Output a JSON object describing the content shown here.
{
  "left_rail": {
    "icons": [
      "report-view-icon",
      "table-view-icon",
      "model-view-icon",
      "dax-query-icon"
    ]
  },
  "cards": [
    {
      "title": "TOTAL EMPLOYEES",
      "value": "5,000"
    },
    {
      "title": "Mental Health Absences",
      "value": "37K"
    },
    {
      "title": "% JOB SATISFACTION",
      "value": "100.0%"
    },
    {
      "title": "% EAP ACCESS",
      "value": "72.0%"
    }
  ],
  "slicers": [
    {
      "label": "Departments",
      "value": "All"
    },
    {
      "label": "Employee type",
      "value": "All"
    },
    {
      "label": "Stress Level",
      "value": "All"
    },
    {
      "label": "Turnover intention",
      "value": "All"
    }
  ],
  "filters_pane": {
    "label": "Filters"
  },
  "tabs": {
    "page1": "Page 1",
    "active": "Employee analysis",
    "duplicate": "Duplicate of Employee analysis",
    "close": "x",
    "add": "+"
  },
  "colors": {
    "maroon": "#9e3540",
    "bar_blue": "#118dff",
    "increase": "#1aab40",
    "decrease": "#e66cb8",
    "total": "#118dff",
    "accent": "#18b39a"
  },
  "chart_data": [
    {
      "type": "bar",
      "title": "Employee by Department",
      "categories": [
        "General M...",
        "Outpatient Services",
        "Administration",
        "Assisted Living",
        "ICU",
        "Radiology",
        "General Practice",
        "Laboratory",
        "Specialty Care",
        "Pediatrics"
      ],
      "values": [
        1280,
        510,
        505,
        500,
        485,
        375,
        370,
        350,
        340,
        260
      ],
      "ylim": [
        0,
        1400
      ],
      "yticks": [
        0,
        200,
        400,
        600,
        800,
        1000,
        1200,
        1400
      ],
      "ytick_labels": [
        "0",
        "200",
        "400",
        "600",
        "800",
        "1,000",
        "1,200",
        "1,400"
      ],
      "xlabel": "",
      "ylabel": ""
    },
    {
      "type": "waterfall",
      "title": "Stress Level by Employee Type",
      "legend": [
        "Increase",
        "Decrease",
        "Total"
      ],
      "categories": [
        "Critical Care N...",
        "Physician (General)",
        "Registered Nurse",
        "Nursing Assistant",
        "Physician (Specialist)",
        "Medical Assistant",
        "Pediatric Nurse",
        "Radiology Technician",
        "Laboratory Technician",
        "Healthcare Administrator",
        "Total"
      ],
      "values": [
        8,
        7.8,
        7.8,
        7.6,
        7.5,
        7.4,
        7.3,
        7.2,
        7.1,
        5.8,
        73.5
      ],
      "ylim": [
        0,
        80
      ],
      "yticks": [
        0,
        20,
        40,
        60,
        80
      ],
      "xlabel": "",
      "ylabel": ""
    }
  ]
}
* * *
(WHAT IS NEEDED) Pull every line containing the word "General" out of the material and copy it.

(FINAL ANSWER)
        "General M...",
        "General Practice",
        "Physician (General)",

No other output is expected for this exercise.